The Klez.g and Klez.h worms were responsible for 77.8 percent of all virus infections in April, according to the report.
The Klez.h wormin mid-April and quickly became one of the pests to ever hit people's e-mail. British security firm MessageLabs currently lists Klez.h as No. 3 on its all-time virus list, with more than 315,000 infected messages intercepted.
Unlike previous versions of the worm, Klez.h poses an additional privacy threat bydocuments from infected PCs as it spreads. It also generates randomly selected messages and subject lines for infected e-mail messages, including one variation that poses as a tool for fixing the last major Klez infection, .
Security experts have characterized the rapid spread of Klez.h as a sign of lax security measures among corporate and home e-mail users. The worm takes advantage of a vulnerability in Microsoft's Outlook e-mail software, although a patch for the hole has been available for the past year.
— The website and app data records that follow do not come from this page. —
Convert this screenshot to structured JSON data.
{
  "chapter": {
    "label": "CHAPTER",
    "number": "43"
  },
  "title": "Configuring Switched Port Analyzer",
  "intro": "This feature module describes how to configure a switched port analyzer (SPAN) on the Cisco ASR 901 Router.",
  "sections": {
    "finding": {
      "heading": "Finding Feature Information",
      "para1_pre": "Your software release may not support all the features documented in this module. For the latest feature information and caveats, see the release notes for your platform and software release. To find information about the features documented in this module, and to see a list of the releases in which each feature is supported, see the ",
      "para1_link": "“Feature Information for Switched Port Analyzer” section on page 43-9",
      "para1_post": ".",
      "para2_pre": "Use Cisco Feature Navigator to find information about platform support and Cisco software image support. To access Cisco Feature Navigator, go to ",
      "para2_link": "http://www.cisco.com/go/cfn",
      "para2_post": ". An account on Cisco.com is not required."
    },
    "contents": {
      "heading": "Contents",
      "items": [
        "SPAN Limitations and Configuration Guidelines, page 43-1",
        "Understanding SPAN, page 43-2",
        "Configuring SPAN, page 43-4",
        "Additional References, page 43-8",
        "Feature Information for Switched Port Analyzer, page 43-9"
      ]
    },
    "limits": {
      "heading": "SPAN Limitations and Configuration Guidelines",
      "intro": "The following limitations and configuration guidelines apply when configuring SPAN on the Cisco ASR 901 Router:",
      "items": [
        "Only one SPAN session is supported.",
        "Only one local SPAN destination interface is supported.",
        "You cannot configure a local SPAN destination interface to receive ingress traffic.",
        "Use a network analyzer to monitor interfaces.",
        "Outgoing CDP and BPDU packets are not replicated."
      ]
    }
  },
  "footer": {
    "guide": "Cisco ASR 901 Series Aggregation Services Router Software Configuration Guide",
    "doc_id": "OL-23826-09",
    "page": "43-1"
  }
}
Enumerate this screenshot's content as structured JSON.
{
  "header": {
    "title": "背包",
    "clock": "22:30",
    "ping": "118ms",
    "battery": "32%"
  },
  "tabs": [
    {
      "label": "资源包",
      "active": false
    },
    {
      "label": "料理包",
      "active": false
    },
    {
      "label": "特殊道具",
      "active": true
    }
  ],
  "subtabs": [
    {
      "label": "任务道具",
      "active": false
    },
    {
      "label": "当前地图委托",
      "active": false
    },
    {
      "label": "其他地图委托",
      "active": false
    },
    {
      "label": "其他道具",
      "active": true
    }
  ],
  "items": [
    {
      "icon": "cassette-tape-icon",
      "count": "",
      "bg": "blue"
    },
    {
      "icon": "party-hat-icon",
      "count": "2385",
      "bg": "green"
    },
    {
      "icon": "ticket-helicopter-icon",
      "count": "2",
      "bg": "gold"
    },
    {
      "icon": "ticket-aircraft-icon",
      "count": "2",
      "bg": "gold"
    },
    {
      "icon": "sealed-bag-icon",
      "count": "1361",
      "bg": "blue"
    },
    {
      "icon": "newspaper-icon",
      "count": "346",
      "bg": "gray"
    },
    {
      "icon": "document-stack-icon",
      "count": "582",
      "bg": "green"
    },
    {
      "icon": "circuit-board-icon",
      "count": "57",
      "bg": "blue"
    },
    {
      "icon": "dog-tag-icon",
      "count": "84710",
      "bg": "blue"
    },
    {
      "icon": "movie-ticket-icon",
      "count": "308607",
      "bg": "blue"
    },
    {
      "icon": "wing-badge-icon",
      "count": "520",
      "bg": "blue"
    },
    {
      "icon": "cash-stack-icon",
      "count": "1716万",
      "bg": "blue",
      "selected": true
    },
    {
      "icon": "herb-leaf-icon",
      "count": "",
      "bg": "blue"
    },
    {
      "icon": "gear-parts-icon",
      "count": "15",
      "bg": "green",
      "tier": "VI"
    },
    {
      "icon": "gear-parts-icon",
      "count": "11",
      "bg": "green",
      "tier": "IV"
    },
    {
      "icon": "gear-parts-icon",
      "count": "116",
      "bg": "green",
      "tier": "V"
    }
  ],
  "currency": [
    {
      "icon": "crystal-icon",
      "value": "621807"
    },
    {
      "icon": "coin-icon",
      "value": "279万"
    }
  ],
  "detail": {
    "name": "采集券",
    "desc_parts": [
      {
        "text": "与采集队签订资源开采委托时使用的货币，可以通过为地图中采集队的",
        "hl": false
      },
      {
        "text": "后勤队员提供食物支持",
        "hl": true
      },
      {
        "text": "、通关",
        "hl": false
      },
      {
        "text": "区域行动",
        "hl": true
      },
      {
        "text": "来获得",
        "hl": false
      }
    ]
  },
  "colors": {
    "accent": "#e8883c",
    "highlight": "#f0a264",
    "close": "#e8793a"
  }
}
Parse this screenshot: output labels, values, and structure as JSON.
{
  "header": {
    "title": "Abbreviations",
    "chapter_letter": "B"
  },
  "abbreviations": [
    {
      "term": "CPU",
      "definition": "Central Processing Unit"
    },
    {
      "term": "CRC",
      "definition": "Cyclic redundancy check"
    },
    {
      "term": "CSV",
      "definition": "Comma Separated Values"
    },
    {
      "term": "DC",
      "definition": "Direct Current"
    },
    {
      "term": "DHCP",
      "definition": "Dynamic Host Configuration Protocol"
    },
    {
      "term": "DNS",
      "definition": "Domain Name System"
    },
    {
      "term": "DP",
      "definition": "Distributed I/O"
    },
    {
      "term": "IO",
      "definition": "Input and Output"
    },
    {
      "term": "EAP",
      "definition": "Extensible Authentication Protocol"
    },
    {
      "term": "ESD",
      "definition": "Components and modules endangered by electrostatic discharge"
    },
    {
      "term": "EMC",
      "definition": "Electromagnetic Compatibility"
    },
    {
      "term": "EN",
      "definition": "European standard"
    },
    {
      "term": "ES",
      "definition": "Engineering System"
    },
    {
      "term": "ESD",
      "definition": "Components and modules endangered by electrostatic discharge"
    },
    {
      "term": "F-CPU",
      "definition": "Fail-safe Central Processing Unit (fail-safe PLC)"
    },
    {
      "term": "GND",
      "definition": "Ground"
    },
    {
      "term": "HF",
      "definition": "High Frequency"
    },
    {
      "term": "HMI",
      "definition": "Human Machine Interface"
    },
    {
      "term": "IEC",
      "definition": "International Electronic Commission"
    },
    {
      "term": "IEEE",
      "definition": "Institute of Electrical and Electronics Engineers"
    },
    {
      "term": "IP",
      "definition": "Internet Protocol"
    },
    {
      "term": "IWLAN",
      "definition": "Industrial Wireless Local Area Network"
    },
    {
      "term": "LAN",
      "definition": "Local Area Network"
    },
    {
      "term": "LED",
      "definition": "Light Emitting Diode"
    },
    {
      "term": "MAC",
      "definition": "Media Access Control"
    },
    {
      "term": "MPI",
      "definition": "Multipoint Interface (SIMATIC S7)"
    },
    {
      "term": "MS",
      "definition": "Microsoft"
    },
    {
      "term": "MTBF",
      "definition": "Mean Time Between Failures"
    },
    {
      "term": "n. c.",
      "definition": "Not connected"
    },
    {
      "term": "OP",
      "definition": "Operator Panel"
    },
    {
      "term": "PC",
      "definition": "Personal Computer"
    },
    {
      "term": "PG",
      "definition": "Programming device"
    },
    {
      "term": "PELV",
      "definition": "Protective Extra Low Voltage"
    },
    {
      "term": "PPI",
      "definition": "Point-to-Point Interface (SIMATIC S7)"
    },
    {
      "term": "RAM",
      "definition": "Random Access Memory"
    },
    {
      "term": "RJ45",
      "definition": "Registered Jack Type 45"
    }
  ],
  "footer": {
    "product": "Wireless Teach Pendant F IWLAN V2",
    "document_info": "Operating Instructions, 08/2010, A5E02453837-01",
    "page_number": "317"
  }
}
The worm is also close enough to its predecessor, Klez.g, that any antivirus program updated within the past few months should intercept it.
"The success of Klez.h is strong evidence that computer users are failing to keep their antivirus software up to date," said Stuart Palmer, managing director at Sophos' Australian branch.